Did you feel it?
That is the question of the morning across Kansas as a 5.6 magnitude earthquake struck in Northern Oklahoma. The event happened shortly after 7 am and social media became the quick source for the answer to the question -- did I actually feel an earthquake. The hashtag #earthquake is still in the top trending spot on Twitter over two hours later.
For me, I tend to pay attention to the news reports from the area of the event versus national news. I prefer reports that are based on interviews or eye witness accounts. Thus, I gravitate to the local news outlets to see their reports. Since these reports incorporate personal experiences -- i.e. primary information -- they are the GOLD.
Another example of GOLD (primary information) is all of those 'I felt the house shake' tweets and Facebook posts. The person behind the tweet or post experienced the earthquake and is sharing their experience. Besides sharing on social media, we can each report our experience on the DID YOU FEEL IT site.
By reporting our personal experiences on this site, we participate in 'crowdsourcing'. The data collected by the Did You Feel It site will help scientists in the study of earthquakes. The map from this morning shows how widely this earthquake was felt.
All of these personal accounts are small nuggets that help define the larger story. However, I also want some large nuggets of Gold. Thus, I tend to go to the 'experts' in the field. In terms of an earthquake, that is the USGS (United States Geological Survey).
By going to the experts, I can locate the official reports.
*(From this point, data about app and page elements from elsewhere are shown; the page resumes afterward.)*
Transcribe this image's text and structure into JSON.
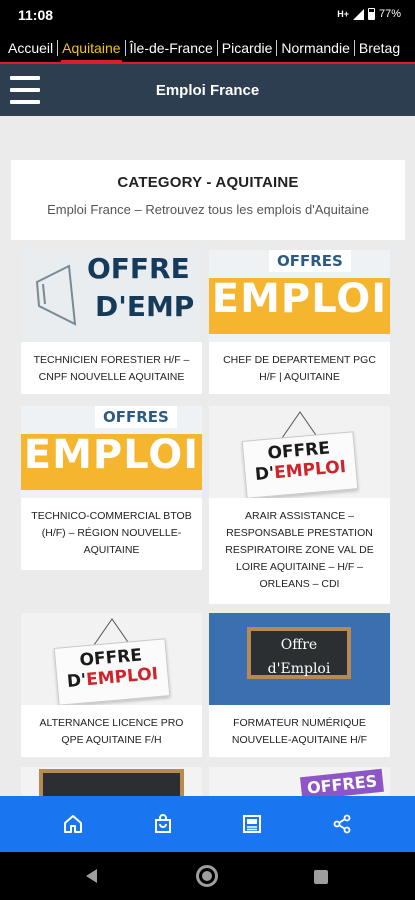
{
  "status_bar": {
    "time": "11:08",
    "network": "H+",
    "battery": "77%"
  },
  "tabs": [
    {
      "label": "Accueil",
      "active": false
    },
    {
      "label": "Aquitaine",
      "active": true
    },
    {
      "label": "Île-de-France",
      "active": false
    },
    {
      "label": "Picardie",
      "active": false
    },
    {
      "label": "Normandie",
      "active": false
    },
    {
      "label": "Bretag",
      "active": false
    }
  ],
  "header": {
    "title": "Emploi France",
    "menu_icon": "hamburger-menu-icon"
  },
  "category": {
    "title": "CATEGORY - AQUITAINE",
    "subtitle": "Emploi France – Retrouvez tous les emplois d'Aquitaine"
  },
  "posts": [
    {
      "caption": "TECHNICIEN FORESTIER H/F – CNPF NOUVELLE AQUITAINE",
      "thumb": "offre-emploi-megaphone",
      "thumb_text": [
        "OFFRE",
        "D'EMP"
      ]
    },
    {
      "caption": "CHEF DE DEPARTEMENT PGC H/F | AQUITAINE",
      "thumb": "offres-emploi-yellow",
      "thumb_text": [
        "OFFRES",
        "EMPLOI"
      ]
    },
    {
      "caption": "TECHNICO-COMMERCIAL BTOB (H/F) – RÉGION NOUVELLE-AQUITAINE",
      "thumb": "offres-emploi-yellow",
      "thumb_text": [
        "OFFRES",
        "EMPLOI"
      ]
    },
    {
      "caption": "ARAIR ASSISTANCE – RESPONSABLE PRESTATION RESPIRATOIRE ZONE VAL DE LOIRE AQUITAINE – H/F – ORLEANS – CDI",
      "thumb": "offre-emploi-sign",
      "thumb_text": [
        "OFFRE",
        "D'",
        "EMPLOI"
      ]
    },
    {
      "caption": "ALTERNANCE LICENCE PRO QPE AQUITAINE F/H",
      "thumb": "offre-emploi-sign",
      "thumb_text": [
        "OFFRE",
        "D'",
        "EMPLOI"
      ]
    },
    {
      "caption": "FORMATEUR NUMÉRIQUE NOUVELLE-AQUITAINE H/F",
      "thumb": "offre-emploi-chalkboard",
      "thumb_text": [
        "Offre",
        "d'Emploi"
      ]
    },
    {
      "caption": "",
      "thumb": "chalkboard-partial",
      "thumb_text": []
    },
    {
      "caption": "",
      "thumb": "offres-purple-partial",
      "thumb_text": [
        "OFFRES"
      ]
    }
  ],
  "bottom_nav": [
    {
      "icon": "home-icon"
    },
    {
      "icon": "shopping-bag-icon"
    },
    {
      "icon": "newspaper-icon"
    },
    {
      "icon": "share-icon"
    }
  ],
  "colors": {
    "tab_active": "#f5c518",
    "tab_underline": "#e31b23",
    "header_bg": "#2d3e50",
    "bottom_nav_bg": "#1976f0",
    "offre_yellow": "#f6b52e"
  }
}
In terms of an earthquake these reports tell us when, where and how strong the earthquake was.
As a genealogist, I apply these same skills when looking for data to build my family tree.
- Personal experiences in letters, diaries
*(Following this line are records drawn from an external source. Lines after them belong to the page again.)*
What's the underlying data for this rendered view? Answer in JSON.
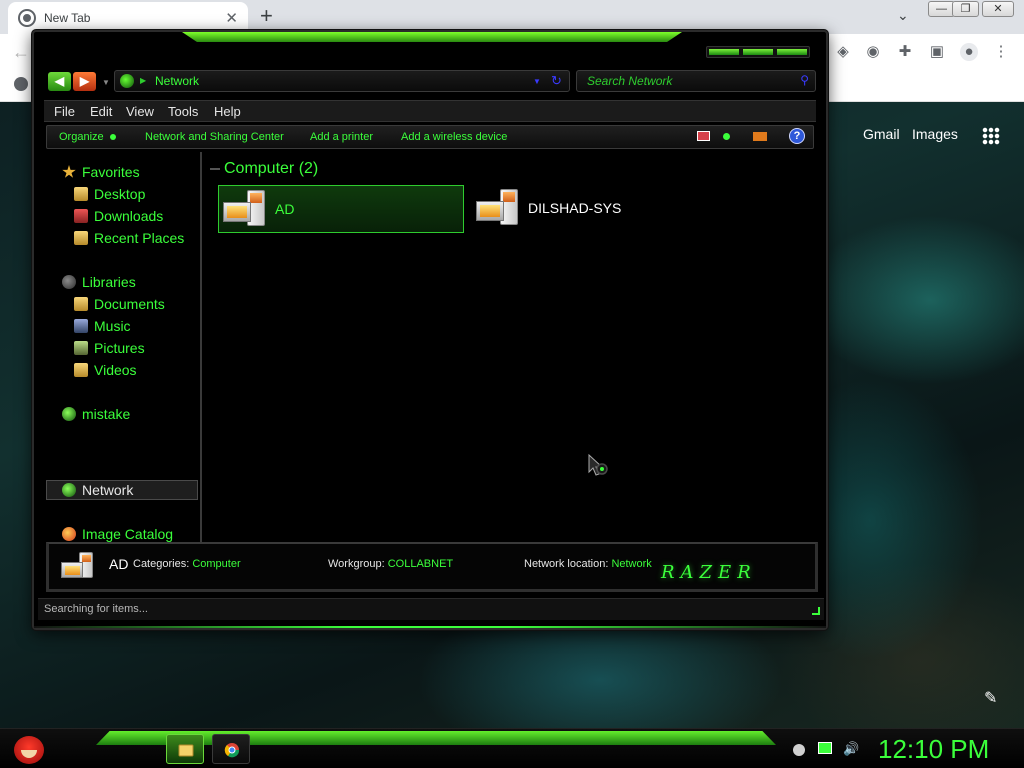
{
  "browser": {
    "tab_title": "New Tab",
    "tab_close": "✕",
    "new_tab": "+",
    "tab_search": "⌄",
    "window_buttons": {
      "minimize": "—",
      "restore": "❐",
      "close": "✕"
    },
    "google_links": {
      "gmail": "Gmail",
      "images": "Images"
    }
  },
  "explorer": {
    "address": "Network",
    "search_placeholder": "Search Network",
    "menu": [
      "File",
      "Edit",
      "View",
      "Tools",
      "Help"
    ],
    "commands": [
      "Organize",
      "Network and Sharing Center",
      "Add a printer",
      "Add a wireless device"
    ],
    "nav_pane": {
      "favorites": "Favorites",
      "favorites_items": [
        "Desktop",
        "Downloads",
        "Recent Places"
      ],
      "libraries": "Libraries",
      "libraries_items": [
        "Documents",
        "Music",
        "Pictures",
        "Videos"
      ],
      "homegroup": "mistake",
      "network": "Network",
      "catalog": "Image Catalog"
    },
    "group_header": "Computer (2)",
    "computers": [
      {
        "name": "AD",
        "selected": true
      },
      {
        "name": "DILSHAD-SYS",
        "selected": false
      }
    ],
    "details": {
      "name": "AD",
      "categories_label": "Categories:",
      "categories_value": "Computer",
      "workgroup_label": "Workgroup:",
      "workgroup_value": "COLLABNET",
      "location_label": "Network location:",
      "location_value": "Network",
      "brand": "RAZER"
    },
    "status": "Searching for items..."
  },
  "taskbar": {
    "clock": "12:10 PM"
  },
  "colors": {
    "accent_green": "#3bff3b",
    "window_bg": "#000000",
    "orange_nav": "#b42f10"
  }
}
- Reports of personal or family experiences in newspapers
- 'Experts' that attain and hold official records -- i.e. -- courthouses for deeds, wills, and vital records